*** PROVIDED DATA Section Begins ***

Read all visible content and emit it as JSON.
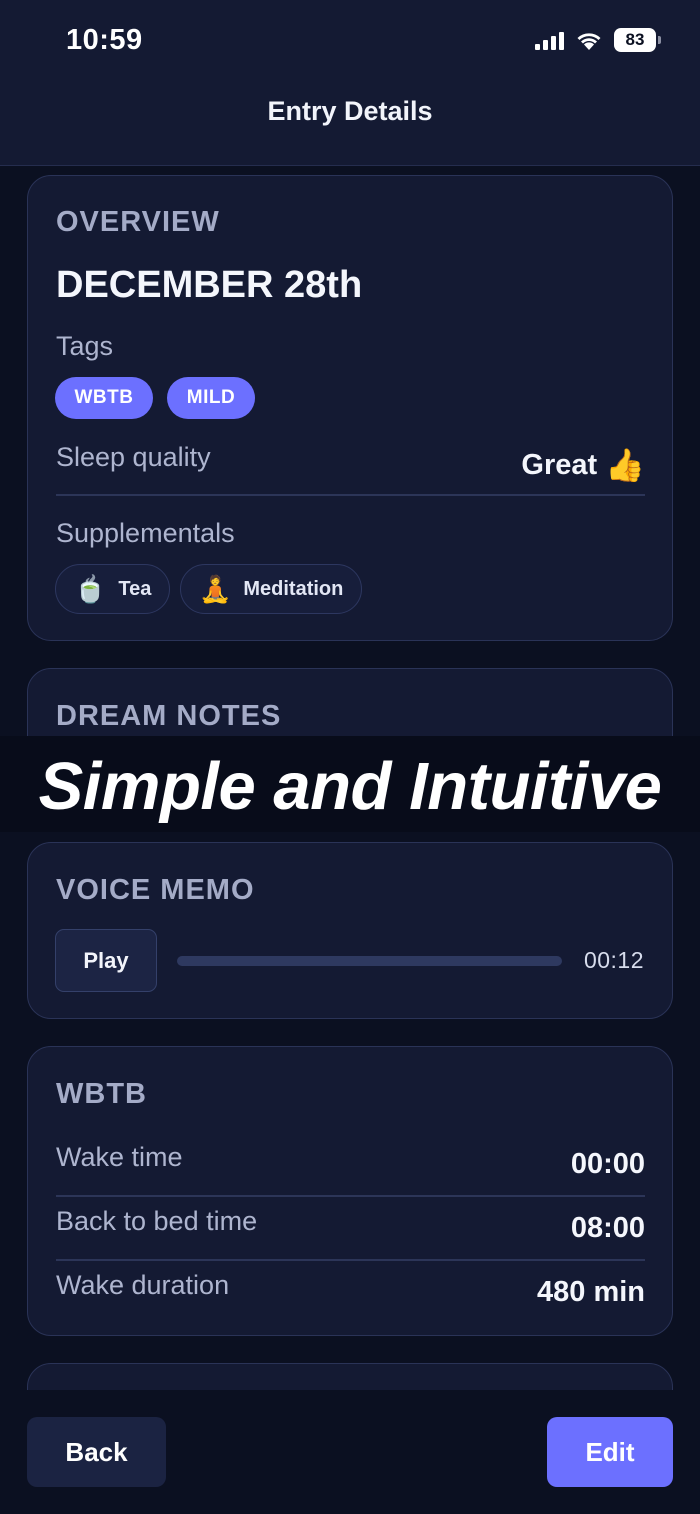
{
  "status_bar": {
    "time": "10:59",
    "battery": "83"
  },
  "header": {
    "title": "Entry Details"
  },
  "overview": {
    "section_title": "OVERVIEW",
    "date": "DECEMBER 28th",
    "tags_label": "Tags",
    "tags": [
      "WBTB",
      "MILD"
    ],
    "sleep_quality_label": "Sleep quality",
    "sleep_quality_value": "Great",
    "sleep_quality_emoji": "👍",
    "supplementals_label": "Supplementals",
    "supplementals": [
      {
        "emoji": "🍵",
        "label": "Tea"
      },
      {
        "emoji": "🧘",
        "label": "Meditation"
      }
    ]
  },
  "dream_notes": {
    "section_title": "DREAM NOTES"
  },
  "banner": {
    "text": "Simple and Intuitive"
  },
  "voice_memo": {
    "section_title": "VOICE MEMO",
    "play_label": "Play",
    "duration": "00:12",
    "progress": 0
  },
  "wbtb": {
    "section_title": "WBTB",
    "rows": [
      {
        "label": "Wake time",
        "value": "00:00"
      },
      {
        "label": "Back to bed time",
        "value": "08:00"
      },
      {
        "label": "Wake duration",
        "value": "480 min"
      }
    ]
  },
  "footer": {
    "back_label": "Back",
    "edit_label": "Edit"
  },
  "colors": {
    "accent": "#6c70ff",
    "background": "#0b1021",
    "card": "#141a33"
  }
}
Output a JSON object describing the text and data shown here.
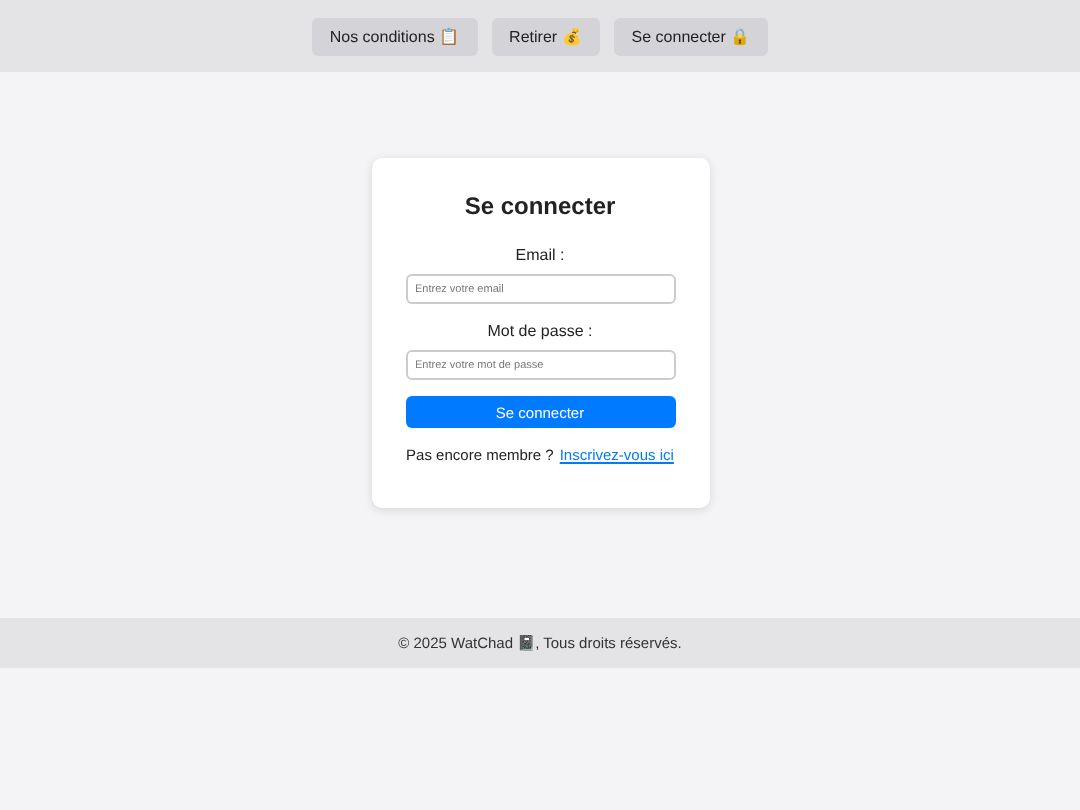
{
  "nav": [
    {
      "label": "Nos conditions 📋"
    },
    {
      "label": "Retirer 💰"
    },
    {
      "label": "Se connecter 🔒"
    }
  ],
  "login": {
    "title": "Se connecter",
    "fields": [
      {
        "label": "Email :",
        "placeholder": "Entrez votre email"
      },
      {
        "label": "Mot de passe :",
        "placeholder": "Entrez votre mot de passe"
      }
    ],
    "submit": "Se connecter",
    "signup_prompt": "Pas encore membre ?",
    "signup_link": "Inscrivez-vous ici"
  },
  "footer": "© 2025 WatChad 📓, Tous droits réservés."
}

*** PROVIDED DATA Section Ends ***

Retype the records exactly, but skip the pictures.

REPLY TO THE EXERCISE:
Read all visible content and emit it as JSON.
{
  "status_bar": {
    "time": "10:59",
    "battery": "83"
  },
  "header": {
    "title": "Entry Details"
  },
  "overview": {
    "section_title": "OVERVIEW",
    "date": "DECEMBER 28th",
    "tags_label": "Tags",
    "tags": [
      "WBTB",
      "MILD"
    ],
    "sleep_quality_label": "Sleep quality",
    "sleep_quality_value": "Great",
    "sleep_quality_emoji": "👍",
    "supplementals_label": "Supplementals",
    "supplementals": [
      {
        "emoji": "🍵",
        "label": "Tea"
      },
      {
        "emoji": "🧘",
        "label": "Meditation"
      }
    ]
  },
  "dream_notes": {
    "section_title": "DREAM NOTES"
  },
  "banner": {
    "text": "Simple and Intuitive"
  },
  "voice_memo": {
    "section_title": "VOICE MEMO",
    "play_label": "Play",
    "duration": "00:12",
    "progress": 0
  },
  "wbtb": {
    "section_title": "WBTB",
    "rows": [
      {
        "label": "Wake time",
        "value": "00:00"
      },
      {
        "label": "Back to bed time",
        "value": "08:00"
      },
      {
        "label": "Wake duration",
        "value": "480 min"
      }
    ]
  },
  "footer": {
    "back_label": "Back",
    "edit_label": "Edit"
  },
  "colors": {
    "accent": "#6c70ff",
    "background": "#0b1021",
    "card": "#141a33"
  }
}
Output a JSON object describing the text and data shown here.
{
  "nav": [
    {
      "label": "Nos conditions 📋"
    },
    {
      "label": "Retirer 💰"
    },
    {
      "label": "Se connecter 🔒"
    }
  ],
  "login": {
    "title": "Se connecter",
    "fields": [
      {
        "label": "Email :",
        "placeholder": "Entrez votre email"
      },
      {
        "label": "Mot de passe :",
        "placeholder": "Entrez votre mot de passe"
      }
    ],
    "submit": "Se connecter",
    "signup_prompt": "Pas encore membre ?",
    "signup_link": "Inscrivez-vous ici"
  },
  "footer": "© 2025 WatChad 📓, Tous droits réservés."
}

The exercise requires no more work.